- **About this task**
Print out the records precisely, keeping each line identical to its source.

[[ Records to use, beginning ]]

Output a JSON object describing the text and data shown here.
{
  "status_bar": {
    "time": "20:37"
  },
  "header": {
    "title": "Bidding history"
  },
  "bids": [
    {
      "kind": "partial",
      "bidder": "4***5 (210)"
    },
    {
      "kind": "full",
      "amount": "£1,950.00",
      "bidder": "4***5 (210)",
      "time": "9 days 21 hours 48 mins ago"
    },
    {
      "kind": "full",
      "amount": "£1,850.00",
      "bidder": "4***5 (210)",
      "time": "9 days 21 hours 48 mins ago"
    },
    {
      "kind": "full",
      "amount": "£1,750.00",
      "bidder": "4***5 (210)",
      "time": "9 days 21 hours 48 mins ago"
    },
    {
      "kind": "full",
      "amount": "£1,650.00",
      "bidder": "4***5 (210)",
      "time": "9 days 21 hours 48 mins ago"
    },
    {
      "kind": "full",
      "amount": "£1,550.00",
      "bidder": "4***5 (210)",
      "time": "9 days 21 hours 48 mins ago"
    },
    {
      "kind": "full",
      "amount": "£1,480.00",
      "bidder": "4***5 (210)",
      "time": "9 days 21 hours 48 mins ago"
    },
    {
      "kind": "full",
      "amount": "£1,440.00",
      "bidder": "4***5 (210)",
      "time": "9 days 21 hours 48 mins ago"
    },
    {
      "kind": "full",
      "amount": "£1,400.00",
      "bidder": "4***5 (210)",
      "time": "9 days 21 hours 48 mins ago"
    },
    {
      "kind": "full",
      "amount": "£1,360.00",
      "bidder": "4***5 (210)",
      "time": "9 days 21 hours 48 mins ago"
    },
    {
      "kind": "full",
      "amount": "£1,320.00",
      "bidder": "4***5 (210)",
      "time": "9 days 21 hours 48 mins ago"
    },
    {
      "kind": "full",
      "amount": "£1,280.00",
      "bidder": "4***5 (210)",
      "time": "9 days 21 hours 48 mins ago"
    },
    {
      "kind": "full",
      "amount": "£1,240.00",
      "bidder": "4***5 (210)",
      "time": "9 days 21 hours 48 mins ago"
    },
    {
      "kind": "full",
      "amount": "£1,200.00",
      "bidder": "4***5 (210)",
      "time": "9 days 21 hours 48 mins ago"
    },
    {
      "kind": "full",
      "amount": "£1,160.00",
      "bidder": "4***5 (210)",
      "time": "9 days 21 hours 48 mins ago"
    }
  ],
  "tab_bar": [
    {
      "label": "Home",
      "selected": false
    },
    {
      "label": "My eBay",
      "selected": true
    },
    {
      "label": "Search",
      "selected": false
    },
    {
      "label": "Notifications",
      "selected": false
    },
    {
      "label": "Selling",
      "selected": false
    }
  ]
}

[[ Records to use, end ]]

- **Completed task**
Output a JSON object describing the text and data shown here.
{
  "status_bar": {
    "time": "20:37"
  },
  "header": {
    "title": "Bidding history"
  },
  "bids": [
    {
      "kind": "partial",
      "bidder": "4***5 (210)"
    },
    {
      "kind": "full",
      "amount": "£1,950.00",
      "bidder": "4***5 (210)",
      "time": "9 days 21 hours 48 mins ago"
    },
    {
      "kind": "full",
      "amount": "£1,850.00",
      "bidder": "4***5 (210)",
      "time": "9 days 21 hours 48 mins ago"
    },
    {
      "kind": "full",
      "amount": "£1,750.00",
      "bidder": "4***5 (210)",
      "time": "9 days 21 hours 48 mins ago"
    },
    {
      "kind": "full",
      "amount": "£1,650.00",
      "bidder": "4***5 (210)",
      "time": "9 days 21 hours 48 mins ago"
    },
    {
      "kind": "full",
      "amount": "£1,550.00",
      "bidder": "4***5 (210)",
      "time": "9 days 21 hours 48 mins ago"
    },
    {
      "kind": "full",
      "amount": "£1,480.00",
      "bidder": "4***5 (210)",
      "time": "9 days 21 hours 48 mins ago"
    },
    {
      "kind": "full",
      "amount": "£1,440.00",
      "bidder": "4***5 (210)",
      "time": "9 days 21 hours 48 mins ago"
    },
    {
      "kind": "full",
      "amount": "£1,400.00",
      "bidder": "4***5 (210)",
      "time": "9 days 21 hours 48 mins ago"
    },
    {
      "kind": "full",
      "amount": "£1,360.00",
      "bidder": "4***5 (210)",
      "time": "9 days 21 hours 48 mins ago"
    },
    {
      "kind": "full",
      "amount": "£1,320.00",
      "bidder": "4***5 (210)",
      "time": "9 days 21 hours 48 mins ago"
    },
    {
      "kind": "full",
      "amount": "£1,280.00",
      "bidder": "4***5 (210)",
      "time": "9 days 21 hours 48 mins ago"
    },
    {
      "kind": "full",
      "amount": "£1,240.00",
      "bidder": "4***5 (210)",
      "time": "9 days 21 hours 48 mins ago"
    },
    {
      "kind": "full",
      "amount": "£1,200.00",
      "bidder": "4***5 (210)",
      "time": "9 days 21 hours 48 mins ago"
    },
    {
      "kind": "full",
      "amount": "£1,160.00",
      "bidder": "4***5 (210)",
      "time": "9 days 21 hours 48 mins ago"
    }
  ],
  "tab_bar": [
    {
      "label": "Home",
      "selected": false
    },
    {
      "label": "My eBay",
      "selected": true
    },
    {
      "label": "Search",
      "selected": false
    },
    {
      "label": "Notifications",
      "selected": false
    },
    {
      "label": "Selling",
      "selected": false
    }
  ]
}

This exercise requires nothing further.